**Exercise prompt**
Word for word, repeat each entry that follows.

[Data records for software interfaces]
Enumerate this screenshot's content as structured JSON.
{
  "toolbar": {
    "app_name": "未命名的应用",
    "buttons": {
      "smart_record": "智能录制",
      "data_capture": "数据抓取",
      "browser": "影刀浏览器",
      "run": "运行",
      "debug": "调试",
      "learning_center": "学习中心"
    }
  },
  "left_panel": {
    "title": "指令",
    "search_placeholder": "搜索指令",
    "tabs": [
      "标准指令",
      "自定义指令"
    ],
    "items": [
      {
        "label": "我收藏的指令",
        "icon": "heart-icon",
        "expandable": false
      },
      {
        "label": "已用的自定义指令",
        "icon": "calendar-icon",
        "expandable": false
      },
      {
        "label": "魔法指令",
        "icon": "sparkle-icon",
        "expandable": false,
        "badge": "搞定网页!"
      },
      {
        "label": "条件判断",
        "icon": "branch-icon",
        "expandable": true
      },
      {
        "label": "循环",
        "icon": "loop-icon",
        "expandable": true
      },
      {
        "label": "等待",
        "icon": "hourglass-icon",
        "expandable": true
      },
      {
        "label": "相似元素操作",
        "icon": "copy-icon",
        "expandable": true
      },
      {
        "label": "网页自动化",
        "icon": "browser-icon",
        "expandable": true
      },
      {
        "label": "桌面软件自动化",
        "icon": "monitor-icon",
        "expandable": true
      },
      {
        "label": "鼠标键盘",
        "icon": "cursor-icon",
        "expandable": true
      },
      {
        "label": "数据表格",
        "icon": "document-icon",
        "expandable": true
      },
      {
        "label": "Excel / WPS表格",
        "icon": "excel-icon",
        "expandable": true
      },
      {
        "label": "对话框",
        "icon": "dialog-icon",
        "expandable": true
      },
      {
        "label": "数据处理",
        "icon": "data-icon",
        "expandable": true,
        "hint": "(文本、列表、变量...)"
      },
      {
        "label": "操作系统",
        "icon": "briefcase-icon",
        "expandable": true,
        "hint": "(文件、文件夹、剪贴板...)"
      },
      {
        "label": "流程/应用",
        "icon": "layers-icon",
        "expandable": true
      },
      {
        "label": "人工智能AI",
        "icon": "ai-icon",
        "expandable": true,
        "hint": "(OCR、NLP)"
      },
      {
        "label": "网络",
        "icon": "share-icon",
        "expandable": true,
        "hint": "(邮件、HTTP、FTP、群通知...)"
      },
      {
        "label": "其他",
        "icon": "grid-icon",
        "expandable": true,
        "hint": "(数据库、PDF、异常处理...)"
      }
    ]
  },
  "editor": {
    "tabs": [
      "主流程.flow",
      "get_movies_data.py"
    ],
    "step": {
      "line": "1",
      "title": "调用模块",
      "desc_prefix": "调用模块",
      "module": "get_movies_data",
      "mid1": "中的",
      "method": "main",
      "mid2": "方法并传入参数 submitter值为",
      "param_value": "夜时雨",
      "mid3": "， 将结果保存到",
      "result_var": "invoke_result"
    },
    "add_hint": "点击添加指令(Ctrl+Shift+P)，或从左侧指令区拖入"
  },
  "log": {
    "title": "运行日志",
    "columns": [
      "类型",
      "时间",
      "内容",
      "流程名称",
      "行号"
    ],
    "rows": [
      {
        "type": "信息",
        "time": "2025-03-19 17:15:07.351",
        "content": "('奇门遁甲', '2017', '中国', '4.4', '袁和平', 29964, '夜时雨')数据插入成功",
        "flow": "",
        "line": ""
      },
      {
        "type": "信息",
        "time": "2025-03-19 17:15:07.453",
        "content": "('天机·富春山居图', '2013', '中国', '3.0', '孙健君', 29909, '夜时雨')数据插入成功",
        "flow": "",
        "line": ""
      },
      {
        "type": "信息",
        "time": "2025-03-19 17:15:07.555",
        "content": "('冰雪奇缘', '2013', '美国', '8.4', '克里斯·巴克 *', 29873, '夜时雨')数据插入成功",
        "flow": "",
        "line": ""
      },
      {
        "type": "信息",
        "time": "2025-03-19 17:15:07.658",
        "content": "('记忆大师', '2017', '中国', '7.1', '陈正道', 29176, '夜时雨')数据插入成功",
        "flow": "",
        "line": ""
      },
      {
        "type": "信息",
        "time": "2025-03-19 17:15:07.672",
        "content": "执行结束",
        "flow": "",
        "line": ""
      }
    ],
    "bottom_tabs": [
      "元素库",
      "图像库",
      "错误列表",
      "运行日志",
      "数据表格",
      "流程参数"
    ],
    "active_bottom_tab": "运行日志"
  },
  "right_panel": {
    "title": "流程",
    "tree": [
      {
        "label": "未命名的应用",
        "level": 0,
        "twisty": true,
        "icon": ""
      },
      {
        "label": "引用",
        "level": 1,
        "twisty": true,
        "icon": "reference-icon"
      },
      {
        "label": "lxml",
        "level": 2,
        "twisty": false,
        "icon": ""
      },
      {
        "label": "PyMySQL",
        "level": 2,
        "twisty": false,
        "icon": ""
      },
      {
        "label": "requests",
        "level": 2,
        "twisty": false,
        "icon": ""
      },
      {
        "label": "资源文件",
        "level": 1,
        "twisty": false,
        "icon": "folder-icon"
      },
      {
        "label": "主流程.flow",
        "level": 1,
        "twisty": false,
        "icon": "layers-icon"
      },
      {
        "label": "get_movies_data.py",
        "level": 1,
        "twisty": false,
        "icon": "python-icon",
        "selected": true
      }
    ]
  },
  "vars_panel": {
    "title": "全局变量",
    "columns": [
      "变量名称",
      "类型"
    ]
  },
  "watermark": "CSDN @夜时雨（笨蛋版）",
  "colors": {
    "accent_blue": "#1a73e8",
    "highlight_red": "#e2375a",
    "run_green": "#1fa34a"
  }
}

**Answer to this exercise**
Enumerate this screenshot's content as structured JSON.
{
  "toolbar": {
    "app_name": "未命名的应用",
    "buttons": {
      "smart_record": "智能录制",
      "data_capture": "数据抓取",
      "browser": "影刀浏览器",
      "run": "运行",
      "debug": "调试",
      "learning_center": "学习中心"
    }
  },
  "left_panel": {
    "title": "指令",
    "search_placeholder": "搜索指令",
    "tabs": [
      "标准指令",
      "自定义指令"
    ],
    "items": [
      {
        "label": "我收藏的指令",
        "icon": "heart-icon",
        "expandable": false
      },
      {
        "label": "已用的自定义指令",
        "icon": "calendar-icon",
        "expandable": false
      },
      {
        "label": "魔法指令",
        "icon": "sparkle-icon",
        "expandable": false,
        "badge": "搞定网页!"
      },
      {
        "label": "条件判断",
        "icon": "branch-icon",
        "expandable": true
      },
      {
        "label": "循环",
        "icon": "loop-icon",
        "expandable": true
      },
      {
        "label": "等待",
        "icon": "hourglass-icon",
        "expandable": true
      },
      {
        "label": "相似元素操作",
        "icon": "copy-icon",
        "expandable": true
      },
      {
        "label": "网页自动化",
        "icon": "browser-icon",
        "expandable": true
      },
      {
        "label": "桌面软件自动化",
        "icon": "monitor-icon",
        "expandable": true
      },
      {
        "label": "鼠标键盘",
        "icon": "cursor-icon",
        "expandable": true
      },
      {
        "label": "数据表格",
        "icon": "document-icon",
        "expandable": true
      },
      {
        "label": "Excel / WPS表格",
        "icon": "excel-icon",
        "expandable": true
      },
      {
        "label": "对话框",
        "icon": "dialog-icon",
        "expandable": true
      },
      {
        "label": "数据处理",
        "icon": "data-icon",
        "expandable": true,
        "hint": "(文本、列表、变量...)"
      },
      {
        "label": "操作系统",
        "icon": "briefcase-icon",
        "expandable": true,
        "hint": "(文件、文件夹、剪贴板...)"
      },
      {
        "label": "流程/应用",
        "icon": "layers-icon",
        "expandable": true
      },
      {
        "label": "人工智能AI",
        "icon": "ai-icon",
        "expandable": true,
        "hint": "(OCR、NLP)"
      },
      {
        "label": "网络",
        "icon": "share-icon",
        "expandable": true,
        "hint": "(邮件、HTTP、FTP、群通知...)"
      },
      {
        "label": "其他",
        "icon": "grid-icon",
        "expandable": true,
        "hint": "(数据库、PDF、异常处理...)"
      }
    ]
  },
  "editor": {
    "tabs": [
      "主流程.flow",
      "get_movies_data.py"
    ],
    "step": {
      "line": "1",
      "title": "调用模块",
      "desc_prefix": "调用模块",
      "module": "get_movies_data",
      "mid1": "中的",
      "method": "main",
      "mid2": "方法并传入参数 submitter值为",
      "param_value": "夜时雨",
      "mid3": "， 将结果保存到",
      "result_var": "invoke_result"
    },
    "add_hint": "点击添加指令(Ctrl+Shift+P)，或从左侧指令区拖入"
  },
  "log": {
    "title": "运行日志",
    "columns": [
      "类型",
      "时间",
      "内容",
      "流程名称",
      "行号"
    ],
    "rows": [
      {
        "type": "信息",
        "time": "2025-03-19 17:15:07.351",
        "content": "('奇门遁甲', '2017', '中国', '4.4', '袁和平', 29964, '夜时雨')数据插入成功",
        "flow": "",
        "line": ""
      },
      {
        "type": "信息",
        "time": "2025-03-19 17:15:07.453",
        "content": "('天机·富春山居图', '2013', '中国', '3.0', '孙健君', 29909, '夜时雨')数据插入成功",
        "flow": "",
        "line": ""
      },
      {
        "type": "信息",
        "time": "2025-03-19 17:15:07.555",
        "content": "('冰雪奇缘', '2013', '美国', '8.4', '克里斯·巴克 *', 29873, '夜时雨')数据插入成功",
        "flow": "",
        "line": ""
      },
      {
        "type": "信息",
        "time": "2025-03-19 17:15:07.658",
        "content": "('记忆大师', '2017', '中国', '7.1', '陈正道', 29176, '夜时雨')数据插入成功",
        "flow": "",
        "line": ""
      },
      {
        "type": "信息",
        "time": "2025-03-19 17:15:07.672",
        "content": "执行结束",
        "flow": "",
        "line": ""
      }
    ],
    "bottom_tabs": [
      "元素库",
      "图像库",
      "错误列表",
      "运行日志",
      "数据表格",
      "流程参数"
    ],
    "active_bottom_tab": "运行日志"
  },
  "right_panel": {
    "title": "流程",
    "tree": [
      {
        "label": "未命名的应用",
        "level": 0,
        "twisty": true,
        "icon": ""
      },
      {
        "label": "引用",
        "level": 1,
        "twisty": true,
        "icon": "reference-icon"
      },
      {
        "label": "lxml",
        "level": 2,
        "twisty": false,
        "icon": ""
      },
      {
        "label": "PyMySQL",
        "level": 2,
        "twisty": false,
        "icon": ""
      },
      {
        "label": "requests",
        "level": 2,
        "twisty": false,
        "icon": ""
      },
      {
        "label": "资源文件",
        "level": 1,
        "twisty": false,
        "icon": "folder-icon"
      },
      {
        "label": "主流程.flow",
        "level": 1,
        "twisty": false,
        "icon": "layers-icon"
      },
      {
        "label": "get_movies_data.py",
        "level": 1,
        "twisty": false,
        "icon": "python-icon",
        "selected": true
      }
    ]
  },
  "vars_panel": {
    "title": "全局变量",
    "columns": [
      "变量名称",
      "类型"
    ]
  },
  "watermark": "CSDN @夜时雨（笨蛋版）",
  "colors": {
    "accent_blue": "#1a73e8",
    "highlight_red": "#e2375a",
    "run_green": "#1fa34a"
  }
}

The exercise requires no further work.